I am a biostatistician consulting on a meta-analysis of 16 studies each w/ 2 treatment arms. The main interest is in the effect of the variable plateau pressure (PP from now on), on mortality rate. As there is a strongly significant difference in PP between the two arms, I do not believe both variables should be included in the model. However, as the results of each arm of a given study are clearly not independent it seemed to me that a way to account for this would be to include the Study id variable (1,1,2,2,...16,16) as a random effect.

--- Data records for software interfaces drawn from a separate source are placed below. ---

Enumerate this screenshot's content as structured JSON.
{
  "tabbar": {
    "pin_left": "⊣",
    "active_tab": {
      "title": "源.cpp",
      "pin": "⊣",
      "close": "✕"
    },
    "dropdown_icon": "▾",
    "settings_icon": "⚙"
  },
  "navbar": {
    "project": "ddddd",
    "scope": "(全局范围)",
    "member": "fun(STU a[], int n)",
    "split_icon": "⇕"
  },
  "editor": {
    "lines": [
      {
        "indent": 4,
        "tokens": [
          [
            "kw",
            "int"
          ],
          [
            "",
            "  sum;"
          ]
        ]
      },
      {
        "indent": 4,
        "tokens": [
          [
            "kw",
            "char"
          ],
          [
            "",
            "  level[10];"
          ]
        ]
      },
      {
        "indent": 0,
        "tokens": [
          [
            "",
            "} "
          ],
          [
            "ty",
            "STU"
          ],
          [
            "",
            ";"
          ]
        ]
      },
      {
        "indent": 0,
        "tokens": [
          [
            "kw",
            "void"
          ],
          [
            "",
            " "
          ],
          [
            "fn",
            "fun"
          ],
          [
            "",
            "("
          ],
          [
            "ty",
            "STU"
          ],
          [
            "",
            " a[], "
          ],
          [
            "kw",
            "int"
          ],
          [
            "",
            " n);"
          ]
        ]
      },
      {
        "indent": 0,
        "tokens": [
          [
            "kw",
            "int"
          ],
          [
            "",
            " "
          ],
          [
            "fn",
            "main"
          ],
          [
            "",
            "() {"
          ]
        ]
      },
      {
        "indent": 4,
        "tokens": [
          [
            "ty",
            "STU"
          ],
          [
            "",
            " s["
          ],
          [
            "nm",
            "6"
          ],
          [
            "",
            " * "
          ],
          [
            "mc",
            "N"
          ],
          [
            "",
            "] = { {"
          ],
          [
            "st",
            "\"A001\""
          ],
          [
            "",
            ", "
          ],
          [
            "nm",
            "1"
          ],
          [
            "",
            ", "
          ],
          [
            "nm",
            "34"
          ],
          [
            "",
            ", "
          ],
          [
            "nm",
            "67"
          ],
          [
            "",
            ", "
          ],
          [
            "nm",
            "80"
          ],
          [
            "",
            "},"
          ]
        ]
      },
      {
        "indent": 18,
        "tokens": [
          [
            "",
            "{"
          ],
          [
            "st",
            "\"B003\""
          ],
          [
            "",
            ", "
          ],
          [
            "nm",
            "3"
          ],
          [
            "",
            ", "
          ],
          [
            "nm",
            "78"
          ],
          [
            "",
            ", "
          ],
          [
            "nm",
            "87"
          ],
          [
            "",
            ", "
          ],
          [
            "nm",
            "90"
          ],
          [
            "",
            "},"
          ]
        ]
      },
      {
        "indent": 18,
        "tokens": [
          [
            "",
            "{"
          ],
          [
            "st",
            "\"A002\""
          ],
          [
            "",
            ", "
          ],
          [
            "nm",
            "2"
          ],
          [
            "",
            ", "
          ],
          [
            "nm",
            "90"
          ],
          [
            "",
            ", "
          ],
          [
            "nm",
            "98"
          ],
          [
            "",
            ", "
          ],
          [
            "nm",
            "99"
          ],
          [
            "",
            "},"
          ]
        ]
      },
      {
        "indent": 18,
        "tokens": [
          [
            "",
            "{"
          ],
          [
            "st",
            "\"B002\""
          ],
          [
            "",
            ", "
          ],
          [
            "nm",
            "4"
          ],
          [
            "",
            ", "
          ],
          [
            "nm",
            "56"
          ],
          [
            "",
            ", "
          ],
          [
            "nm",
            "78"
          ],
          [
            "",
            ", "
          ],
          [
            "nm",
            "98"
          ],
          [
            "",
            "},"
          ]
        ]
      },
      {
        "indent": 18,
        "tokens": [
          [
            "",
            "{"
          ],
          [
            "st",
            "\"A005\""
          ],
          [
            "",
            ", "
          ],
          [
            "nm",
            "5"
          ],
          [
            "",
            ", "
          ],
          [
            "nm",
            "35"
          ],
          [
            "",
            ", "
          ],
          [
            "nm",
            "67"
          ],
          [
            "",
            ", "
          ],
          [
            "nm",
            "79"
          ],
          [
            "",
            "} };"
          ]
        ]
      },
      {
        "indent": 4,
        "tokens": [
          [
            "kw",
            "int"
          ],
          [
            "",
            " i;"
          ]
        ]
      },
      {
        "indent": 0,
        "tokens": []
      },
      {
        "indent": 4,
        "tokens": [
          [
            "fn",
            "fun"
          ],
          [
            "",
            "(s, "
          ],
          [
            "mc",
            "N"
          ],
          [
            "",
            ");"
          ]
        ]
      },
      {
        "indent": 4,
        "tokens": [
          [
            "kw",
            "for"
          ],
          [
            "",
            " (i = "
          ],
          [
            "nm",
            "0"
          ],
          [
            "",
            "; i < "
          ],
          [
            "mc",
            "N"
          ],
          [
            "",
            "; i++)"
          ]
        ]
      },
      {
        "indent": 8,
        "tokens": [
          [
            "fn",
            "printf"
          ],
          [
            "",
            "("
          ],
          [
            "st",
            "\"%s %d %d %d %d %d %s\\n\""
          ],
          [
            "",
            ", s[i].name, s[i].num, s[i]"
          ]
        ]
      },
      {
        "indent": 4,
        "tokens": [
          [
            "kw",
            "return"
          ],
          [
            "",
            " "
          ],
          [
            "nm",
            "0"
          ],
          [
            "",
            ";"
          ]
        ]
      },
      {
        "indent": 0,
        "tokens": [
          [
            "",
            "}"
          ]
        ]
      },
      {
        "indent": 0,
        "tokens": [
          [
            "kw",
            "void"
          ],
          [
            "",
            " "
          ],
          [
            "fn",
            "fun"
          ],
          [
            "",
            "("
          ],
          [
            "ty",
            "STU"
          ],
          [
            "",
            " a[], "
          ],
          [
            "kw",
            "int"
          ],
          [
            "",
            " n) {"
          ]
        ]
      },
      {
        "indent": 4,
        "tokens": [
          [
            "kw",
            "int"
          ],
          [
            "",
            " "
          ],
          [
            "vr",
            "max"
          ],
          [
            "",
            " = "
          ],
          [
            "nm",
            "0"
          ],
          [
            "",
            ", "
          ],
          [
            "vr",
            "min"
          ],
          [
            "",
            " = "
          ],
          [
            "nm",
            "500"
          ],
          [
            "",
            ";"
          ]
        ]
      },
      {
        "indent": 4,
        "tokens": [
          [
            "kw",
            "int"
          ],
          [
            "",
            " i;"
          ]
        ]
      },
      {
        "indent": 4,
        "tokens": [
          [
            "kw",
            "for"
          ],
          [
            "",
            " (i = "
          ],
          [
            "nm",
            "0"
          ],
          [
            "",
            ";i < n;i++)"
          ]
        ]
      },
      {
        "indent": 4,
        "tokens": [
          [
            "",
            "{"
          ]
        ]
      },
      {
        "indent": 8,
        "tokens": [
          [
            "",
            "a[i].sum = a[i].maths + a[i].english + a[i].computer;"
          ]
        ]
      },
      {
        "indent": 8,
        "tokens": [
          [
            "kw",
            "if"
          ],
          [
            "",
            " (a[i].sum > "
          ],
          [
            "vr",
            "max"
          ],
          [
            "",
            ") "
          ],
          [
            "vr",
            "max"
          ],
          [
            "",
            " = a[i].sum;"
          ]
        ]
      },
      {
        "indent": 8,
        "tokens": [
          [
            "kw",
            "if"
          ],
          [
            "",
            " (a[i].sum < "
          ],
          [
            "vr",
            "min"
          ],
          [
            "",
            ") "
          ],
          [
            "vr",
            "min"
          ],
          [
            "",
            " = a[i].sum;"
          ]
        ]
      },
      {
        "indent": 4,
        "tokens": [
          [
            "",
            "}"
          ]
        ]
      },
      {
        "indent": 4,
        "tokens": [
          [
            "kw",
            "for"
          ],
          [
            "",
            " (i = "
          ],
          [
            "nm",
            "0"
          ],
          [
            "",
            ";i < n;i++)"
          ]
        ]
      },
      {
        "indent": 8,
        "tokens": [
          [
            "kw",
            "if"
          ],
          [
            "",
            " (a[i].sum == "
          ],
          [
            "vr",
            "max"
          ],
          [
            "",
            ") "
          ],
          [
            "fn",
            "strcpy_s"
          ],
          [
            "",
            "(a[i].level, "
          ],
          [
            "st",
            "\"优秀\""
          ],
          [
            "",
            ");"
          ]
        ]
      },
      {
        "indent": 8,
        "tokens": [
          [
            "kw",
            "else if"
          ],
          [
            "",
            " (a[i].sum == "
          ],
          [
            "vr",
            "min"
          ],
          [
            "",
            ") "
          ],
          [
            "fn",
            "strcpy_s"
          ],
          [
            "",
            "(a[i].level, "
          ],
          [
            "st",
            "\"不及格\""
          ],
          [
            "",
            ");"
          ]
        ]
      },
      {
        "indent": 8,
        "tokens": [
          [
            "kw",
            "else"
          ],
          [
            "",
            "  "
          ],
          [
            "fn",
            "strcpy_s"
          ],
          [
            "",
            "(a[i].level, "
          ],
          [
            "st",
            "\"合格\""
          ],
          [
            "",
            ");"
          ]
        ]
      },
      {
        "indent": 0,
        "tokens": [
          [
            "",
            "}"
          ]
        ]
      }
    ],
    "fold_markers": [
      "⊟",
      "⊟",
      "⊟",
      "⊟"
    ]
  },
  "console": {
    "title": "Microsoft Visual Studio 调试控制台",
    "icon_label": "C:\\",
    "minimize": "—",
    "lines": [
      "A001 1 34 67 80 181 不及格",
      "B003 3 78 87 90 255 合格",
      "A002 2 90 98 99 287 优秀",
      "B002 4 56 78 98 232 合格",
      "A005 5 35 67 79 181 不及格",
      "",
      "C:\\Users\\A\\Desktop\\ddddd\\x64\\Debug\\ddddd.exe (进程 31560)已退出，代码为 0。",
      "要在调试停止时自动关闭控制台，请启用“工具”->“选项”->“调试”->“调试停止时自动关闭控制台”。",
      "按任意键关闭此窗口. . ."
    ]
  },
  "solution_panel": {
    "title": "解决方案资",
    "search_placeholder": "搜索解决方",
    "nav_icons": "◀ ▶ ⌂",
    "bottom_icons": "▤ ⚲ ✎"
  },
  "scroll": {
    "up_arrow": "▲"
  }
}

When I first ran the model with Overall id (1,2....30) as the random effect, the effect estimate of PP was approx. 0.01, p<0.0001, and when changing the random effect to Study id, the effect of PP was 0.0038, p = 0.119. I am having difficulty understanding what model is ideal and why this change would result from the choosing to estimate random effects on an observation level, v.s. a study level.
I asked about this in a forum in Stack Exchange, and was advised to include a random intercept for Study ID and random slope for treatment arm, but I can't understand why it's not enough to specify a random effect for Study ID, given that the two arms are not random levels from population of levels of interest & why the p-value of the fixed effect changes so much when adding the arm random effect. If anyone has insight on why this change may be occurring it would be very helpful and so appreciated.


TLDR; 1) Why is it appropriate/necessary to use a random effect for the factor arm in a multi-level meta-regression (with interest being in a different predictor); 2) Why does the significance of said predictor change drastically when using Study ID as a random intercept instead of a RE for each observation?